The unfairness of special needs life
Bipolar Girl May 2013
For the record, this is not an intellectually-based, change the world type of blog entry. But that doesn't make it any less important. This is a blog entry about today. About Friday the 28th, which happens to be six days before the ninth birthday of a beautiful child that I prayed for before she was even conceived. When I took my daughter, Bipolar Girl (bipolar/LHON/ADD/pediatric migraines with aura/etc) to the Pediatrician's office because she had been on antibiotics (oral and ear drops) for a week and was still experiencing ear pain. Our regular pediatrician was busy, so I accepted an appointment with the Certified Nurse Practitioner (CNP).
I think it's important to note, as I cruise social media and am dazzled by all the highly polished blog entries written like doctoral thesis that those are important and absolutely belong in the world of advocacy for special needs. The parents, caregivers and educators in the special needs world are well-educated and have a passion for this life that few other fields can claim. I am proud to be represented by well researched, inspiring articles and blog entries that showcase again and again both the beauty and the curse of parenting and educating special needs and autistic children.
But this isn't one of them. Today, I am not a polished writer who has a social theory about autism or special needs that will change the world. Today, I'm the mother of a medically underweight almost nine year old who had a visit at the Pediatrician's office that neither one of us will ever forget. The CNP and I talked about her ear infection symptoms and how she had been on strong antibiotics for a week. I expressed my concern about the infection seemingly not clearing up, her pain, her nausea from the antibiotics and how I thought it might be moving to her chest due to a lot of coughing at night. My daughter was examined and her ear infection is being resistant to the antibiotics.
Then the CNP sat down and asked me about the coughing - did it happen only at night, what did it sound like, etc. When I inquired about the line of questioning, she explained that my daughter's chest sounded perfectly clear. She brought up my daughter's online medicine list and said that perhaps we needed to schedule an asthma check-up to make sure her symptoms were controlled. I corrected her and explained the steroid medications she was seeing were from the croup this past winter and I had repeatedly asked the staff to remove them from the active list.
"So your daughter isn't diagnosed with asthma?", the Nurse Practitioner inquired.
"No. She never has been. Her brother has an asthma diagnosis, but I never saw those symptoms in her." I explained.
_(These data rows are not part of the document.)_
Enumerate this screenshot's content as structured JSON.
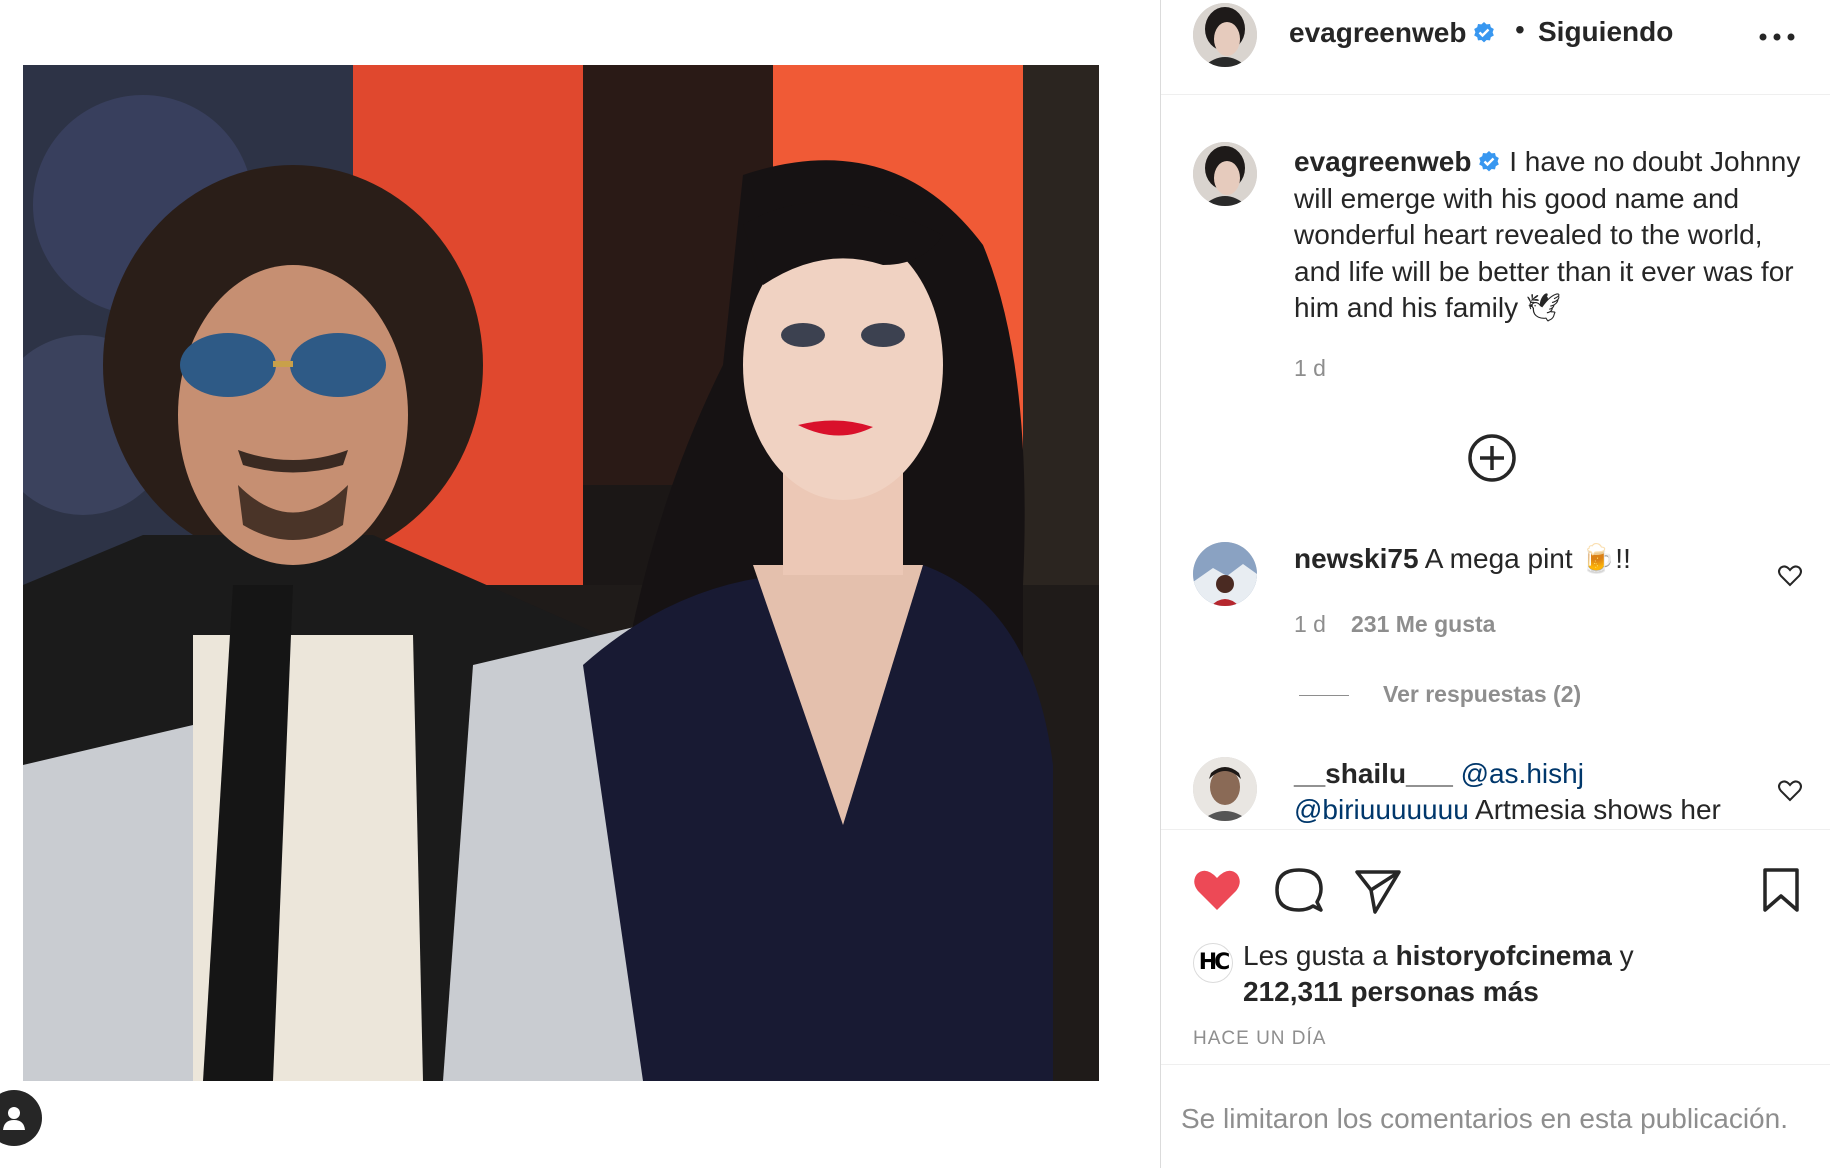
{
  "post": {
    "author": "evagreenweb",
    "follow_state": "Siguiendo",
    "dot": "•",
    "caption": "I have no doubt Johnny will emerge with his good name and wonderful heart revealed to the world, and life will be better than it ever was for him and his family 🕊",
    "caption_time": "1 d"
  },
  "comments": [
    {
      "user": "newski75",
      "text": "A mega pint 🍺!!",
      "time": "1 d",
      "likes": "231 Me gusta",
      "replies": "Ver respuestas (2)"
    },
    {
      "user": "__shailu___",
      "mention1": "@as.hishj",
      "mention2": "@biriuuuuuuu",
      "text": "Artmesia shows her"
    }
  ],
  "liked_by": {
    "logo": "HC",
    "prefix": "Les gusta a",
    "user": "historyofcinema",
    "conj": "y",
    "others": "212,311 personas más"
  },
  "post_date": "HACE UN DÍA",
  "comments_limited": "Se limitaron los comentarios en esta publicación.",
  "icons": {
    "like": "heart-filled-icon",
    "comment": "comment-icon",
    "share": "paper-plane-icon",
    "save": "bookmark-icon",
    "more": "more-options-icon",
    "add": "plus-circle-icon",
    "tag": "user-tag-icon"
  },
  "colors": {
    "like_red": "#ed4956",
    "verified_blue": "#3897f0",
    "secondary_text": "#8e8e8e",
    "mention": "#00376b"
  }
}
The CNP explained that my daughter's strong allergies, a sibling with asthma, the coughing so strong it was waking her at night and more indicated the need for asthma testing. I agreed, on one condition. We had to be worked into today's schedule. I knew that between my anxiety and my daughter's constant worrying about developing more health issues that we couldn't take waiting until next week. The CNP recognized the strong anxiety in both of us and worked with the staff to allow me time to take the children for lunch and bring them back to test my daughter. My daughter is emotionally and physically challenged, but she's a very smart young lady. She immediately began questioning the testing process, what treatment would be like, would her activities be restricted. I played it off as a small chance that she would even test positive for asthma and calmed her. Inside, I was furious with myself. I had had the flu for the past week and hadn't woken for most of her "coughing fits". Nighttime coughing that wakes the child is a huge indicator of asthma and I had failed my child.
We returned after a stressful lunch and immediately began testing. I knew my daughter's tests results before the CNP gave them to us. My daughter could barely blow into the tube both before and after being administered the albuterol to open up her lungs. We moved from the testing room into an exam room and I tried to quickly work out how to handle my daughter. The CNP entered the room and Bipolar Girl immediately launched into demanding questions about her results. I begged the CNP's forgiveness for what I was about to say, then asked her to be careful how we discussed these results. I explained my daughter was intelligent and I would not withhold information from her - but she needed to digest this information slowly and calmly in order to prevent a mental health crisis.
I found the CNP to be a very kind, educated woman today who took the time to explain the symptoms and results to me today to any extent I wished to know. Before we left, she informed me she had checked with the office manager and our service-dog-in-training will be allowed to accompany my daughter on any future visits that I feel the dog is necessary to stabilize my daughter. That was when I started crying. I haven't quite quit yet.
My daughter is afraid. She's afraid she won't be able to breath, afraid she won't be able to run around in the backyard or go hiking as we have in past years.
I'm afraid. I'm afraid that the diagnosis will never stop. I'm afraid as my children age that they will be burdened, both mentally and physically, by more and more disease and depression. I'm afraid for my children as this divorce progresses. I called my estranged husband and explained both the diagnosis and how upset my daughter was to him. He choose to go play cards tonight rather than come comfort her.
Sometimes, we need stories from the special needs/autistic world that are raw, painful and powerful. Writers like myself should feel comfortable allowing the world to know that we spent the day holding our child, praying for the best and angry at a world that has been working on medicine for thousands of years but hasn't healed our children yet. For all the wonders in this world, today my daughter can't breath. And that is simply unacceptable.